He testified in a soft-spoken manner, and several times he had to be asked to speak more loudly.
Szymanczyk took the stand after plaintiffs attorney Stanley Rosenblatt argued that the executive shouldn't be allowed to give jurors ``a public relations spiel about how they do business today.'' He said current company conduct is not relevant to the issue of punitive damages.
But Philip Morris lawyer Dan Webb called that reasoning ``ridiculous,'' saying Szymanczyk should be allowed to explain how the company's conduct has changed.
Circuit Judge Robert Kaye decided to allow the testimony, with some limits. He noted that Szymanczyk had been with Philip Morris since 1990.

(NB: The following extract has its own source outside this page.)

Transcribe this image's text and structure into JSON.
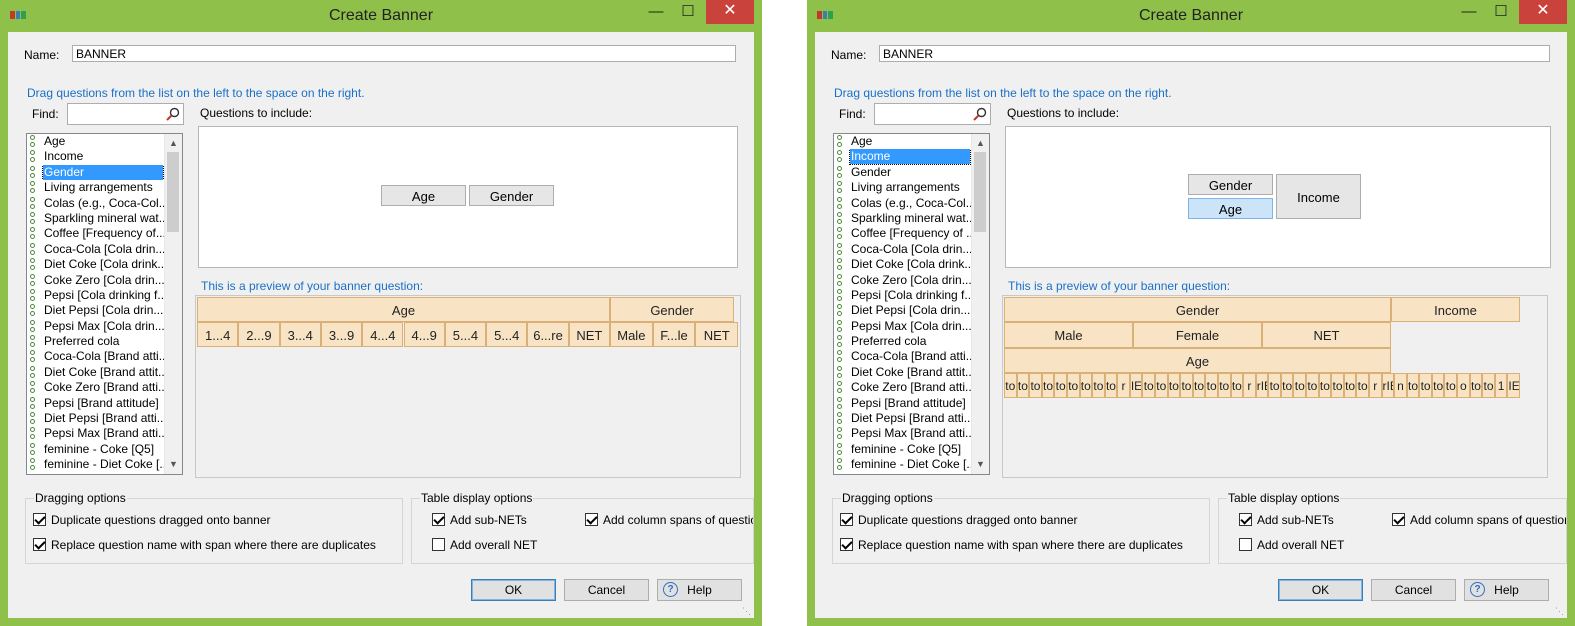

``I'm certain he knew and understood what was going on in the company, way back in 1990,'' Kaye said. ``To come in and say that now that I'm CEO in 1997, `I just realized what we were doing wrong,' I think, well, it stretches one's credulity.''
The six-member jury previously awarded $12.7 million in compensatory damages to three people in the nation's first smokers' class-action suit to go to trial.
The appearance of the CEOs before the jury demonstrates the importance of the case to the industry. Tobacco executives make infrequent public appearances, primarily at corporate annual meetings, and rarely testify under oath.
Smokers' witnesses estimated the companies could raise $150 billion to $157 billion to pay a punitive verdict. Those figures would dwarf the national punitive damages record of $3 billion, assessed against Texaco in 1987.
The oil company, sued by Pennzoil Co. over their rival attempts to acquire Getty Oil Co., also was ordered to pay $7.53 billion in compensatory damages. After Texaco filed for bankruptcy protection, the companies agreed in 1988 to settle for a total of $3 billion.
The nation's five biggest cigarette makers, who are asking for no award at all, don't want the jury to consider anything beyond their present value because of the potential for borrowing and price increases to inflate the verdict.
One witness representing smokers estimated the industry value at $150 billion.
In a deposition May 10, Szymanczyk denied his company recruits children as customers despite two recent studies indicating more cigarette advertising in magazines with high youth readership.
Philip Morris announced magazine ad cutbacks last week, a move seen by Rosenblatt as a ploy that jurors will see through.
Szymanczyk, who is expected to be on the stand at least a day, ``will submit himself to cross-examination so the jury can hear the truth,'' Webb said.
The other CEOs set to testify are Andrew Schindler of R.J. Reynolds Tobacco Co., Nicholas Brookes of Brown & Williamson Tobacco Corp., Martin Orlowsky of Lorillard Tobacco Co. and Bennett LeBow of Liggett Group Inc.